Ora dovrò studiare il modo di usarla con le altre stoffe senza perderne l'effetto e la bellezza ma senza dominare nel quilt sulle altre parti :)
Mmm potrei usarlo magari per fare delle applicazioni sullo sfondo? Ci devo pensare bene :)
With this post I'm starting a new WIP serie, I've had an idea and I'll show you my steps to make the quilt I've in mid.
I don't know where it will bring me, I'll make a masterpiece or rubbish, but someone said that the fun is in the journey, so let's start and see what happens :)
Sometimes I read a prompt, like a creative prompt or a quilt challenge, and immediately in my mind the image of the quilt appears.
It's strange, like a love at first sight.
Do you ever feel such a thing?
Well some days ago I read a creative prompt, a very simple one... PAINT.
Paint, a 5 letters word with a great variety of meanings.
And after reading the prompt I immediately seen in my mind the quilt, so I took a piece of paper and draw the concept.
Thinking to paint I immediately thought "color!" and then I thought "black!" because black to me is the more interesting and complete of colours, also if I know technically it's a non-colour :)
So I've had the image of this quilt, all black, with a paint can and a brush outlined by white lines on black. And from the brush a drop of black paint that becomes the most colorful paint you've ever seen and form a colorful pond.
The image in my mind is wonderful, the problem is to bring it into the real world.
Since it will be a black quilt I've decided that if it have no variation in colour, it has to have variation in fabric and texture so I selected some black cotton, lining, tulle and silk from my stash.
As first step I've made the applique pieces that will be the can, brush and colour pond. I've used heat'n'bond on black cotton and white silk.
The colorful fabric is a fabric I marbled some times ago.
Now I have to make the background, I will play with textures both visual and tactile. For tactile texture I will use different fabrics and I'll try some manipulation, For visual texture I want to try to add some ton sur ton painted motives.
Work in progress, stay tuned ^_* andoh, comments and hints are always welcome!
Altro giorno, altro campioncino di tecnica per il Quilt Judging Course... ieri mi son data al batik facile, ovvero fatto usando, come mascheratura, la pastella di farina.

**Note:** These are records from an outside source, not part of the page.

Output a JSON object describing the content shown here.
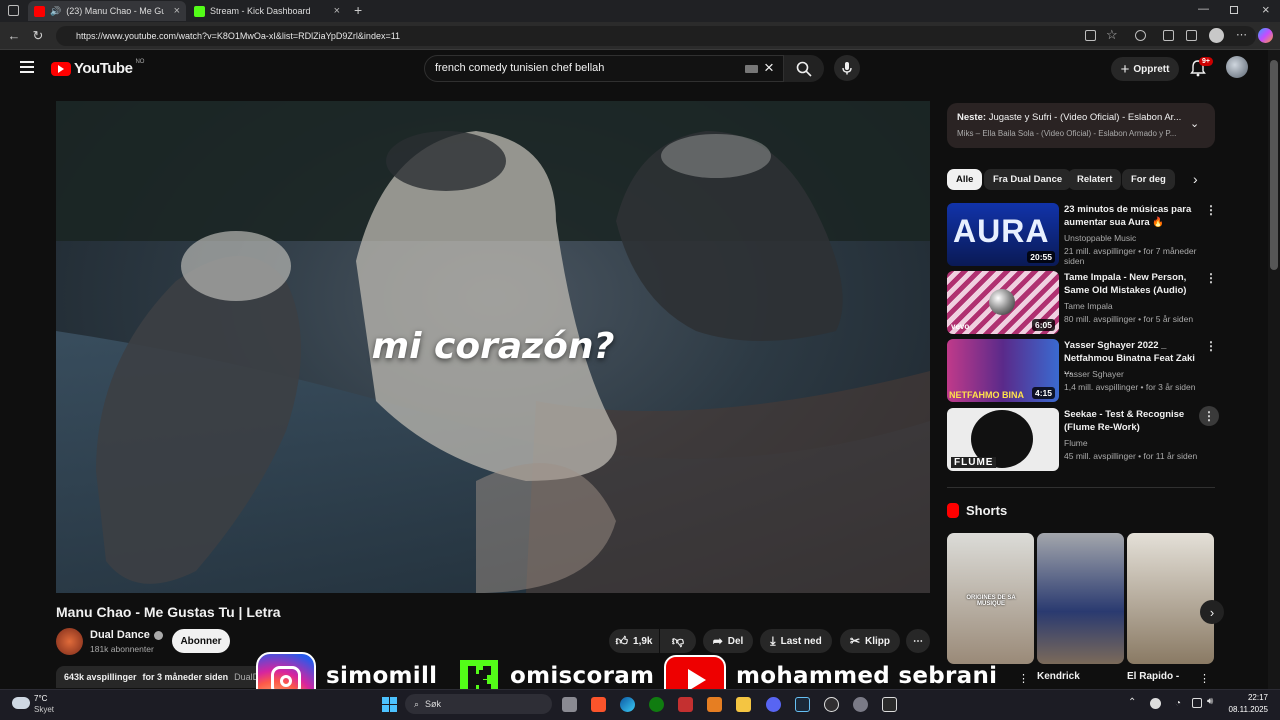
{
  "browser": {
    "tabs": [
      {
        "label": "(23) Manu Chao - Me Gusta"
      },
      {
        "label": "Stream - Kick Dashboard"
      }
    ],
    "url": "https://www.youtube.com/watch?v=K8O1MwOa-xI&list=RDlZiaYpD9Zrl&index=11"
  },
  "masthead": {
    "logo": "YouTube",
    "region": "NO",
    "search_value": "french comedy tunisien chef bellah",
    "create_label": "Opprett",
    "notif_badge": "9+"
  },
  "player": {
    "lyric": "mi corazón?"
  },
  "video": {
    "title": "Manu Chao - Me Gustas Tu | Letra",
    "channel": "Dual Dance",
    "subscribers": "181k abonnenter",
    "subscribe_label": "Abonner",
    "likes": "1,9k",
    "share_label": "Del",
    "download_label": "Last ned",
    "clip_label": "Klipp",
    "views": "643k avspillinger",
    "age": "for 3 måneder siden",
    "desc_start": "DualD"
  },
  "upnext": {
    "prefix": "Neste:",
    "title": "Jugaste y Sufri - (Video Oficial) - Eslabon Ar...",
    "mix": "Miks – Ella Baila Sola - (Video Oficial) - Eslabon Armado y P..."
  },
  "chips": [
    "Alle",
    "Fra Dual Dance",
    "Relatert",
    "For deg"
  ],
  "related": [
    {
      "title": "23 minutos de músicas para aumentar sua Aura 🔥",
      "channel": "Unstoppable Music",
      "meta": "21 mill. avspillinger • for 7 måneder siden",
      "duration": "20:55",
      "thumb_text": "AURA"
    },
    {
      "title": "Tame Impala - New Person, Same Old Mistakes (Audio)",
      "channel": "Tame Impala",
      "meta": "80 mill. avspillinger • for 5 år siden",
      "duration": "6:05",
      "thumb_text": "vevo"
    },
    {
      "title": "Yasser Sghayer 2022 _ Netfahmou Binatna Feat Zaki ...",
      "channel": "Yasser Sghayer",
      "meta": "1,4 mill. avspillinger • for 3 år siden",
      "duration": "4:15",
      "thumb_text": "NETFAHMO BINA"
    },
    {
      "title": "Seekae - Test & Recognise (Flume Re-Work)",
      "channel": "Flume",
      "meta": "45 mill. avspillinger • for 11 år siden",
      "duration": "",
      "thumb_text": "FLUME"
    }
  ],
  "shorts": {
    "heading": "Shorts",
    "items": [
      {
        "title": "",
        "thumb_text": "ORIGINES DE SA MUSIQUE"
      },
      {
        "title": "Kendrick"
      },
      {
        "title": "El Rapido -"
      }
    ]
  },
  "overlay": {
    "instagram": "simomill",
    "kick": "omiscoram",
    "youtube": "mohammed sebrani"
  },
  "taskbar": {
    "temp": "7°C",
    "weather": "Skyet",
    "search_label": "Søk",
    "time": "22:17",
    "date": "08.11.2025"
  },
  "colors": {
    "yt_red": "#ff0000",
    "kick_green": "#53fc18",
    "bg": "#0f0f0f"
  }
}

Al contrario del boutis e del sunprint, questa tecnica la conosco molto bene e l'ho usata spesso.
Ha i suoi pro e contro, da un lato è facile, richiede solo farina e acqua, non c'è da faticare per togliere la cera dal tessuto... però impone anche alcune limitazioni. Ad esempio la stoffa non può essere tinta o colorata per immersione, solo a pennello, spugna o spruzzo. Non si deve bagnare troppo.
Comunque è una tecnica che a me da sempre belle soddisfazioni :)
Ho fatto il disegno sulla stoffa con la pastella e l'ho lasciata asciugare, quindi ho dato il colore a spruzzo.
Asciugato il colore c'è la parte divertente.... scrostare la farina
Per rivelare il disegno formato dalla stoffa rimasta bianca